Data records for software interfaces:
+ + +
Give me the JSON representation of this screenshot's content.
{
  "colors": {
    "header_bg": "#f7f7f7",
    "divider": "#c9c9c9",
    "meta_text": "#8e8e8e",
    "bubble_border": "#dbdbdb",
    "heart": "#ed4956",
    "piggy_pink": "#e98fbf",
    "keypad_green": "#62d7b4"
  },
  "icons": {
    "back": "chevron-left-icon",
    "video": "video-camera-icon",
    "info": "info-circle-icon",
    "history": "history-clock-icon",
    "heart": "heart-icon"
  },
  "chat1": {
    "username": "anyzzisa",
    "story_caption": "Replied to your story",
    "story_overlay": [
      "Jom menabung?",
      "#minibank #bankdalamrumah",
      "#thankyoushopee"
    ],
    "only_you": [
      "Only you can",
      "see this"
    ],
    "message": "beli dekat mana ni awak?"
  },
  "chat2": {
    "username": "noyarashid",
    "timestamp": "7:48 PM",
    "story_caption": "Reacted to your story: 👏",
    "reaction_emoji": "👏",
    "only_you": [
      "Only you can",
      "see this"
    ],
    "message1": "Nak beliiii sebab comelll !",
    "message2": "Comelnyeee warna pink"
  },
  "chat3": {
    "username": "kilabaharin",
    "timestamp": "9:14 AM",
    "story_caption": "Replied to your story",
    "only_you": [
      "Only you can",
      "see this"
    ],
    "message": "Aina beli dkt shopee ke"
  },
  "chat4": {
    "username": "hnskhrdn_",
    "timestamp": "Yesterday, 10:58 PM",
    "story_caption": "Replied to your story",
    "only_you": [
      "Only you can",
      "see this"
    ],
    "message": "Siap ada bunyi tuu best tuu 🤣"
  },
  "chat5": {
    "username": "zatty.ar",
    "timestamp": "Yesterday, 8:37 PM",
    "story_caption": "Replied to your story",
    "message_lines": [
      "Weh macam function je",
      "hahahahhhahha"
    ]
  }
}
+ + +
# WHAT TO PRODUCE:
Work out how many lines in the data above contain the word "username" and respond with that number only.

# SOLUTION:
5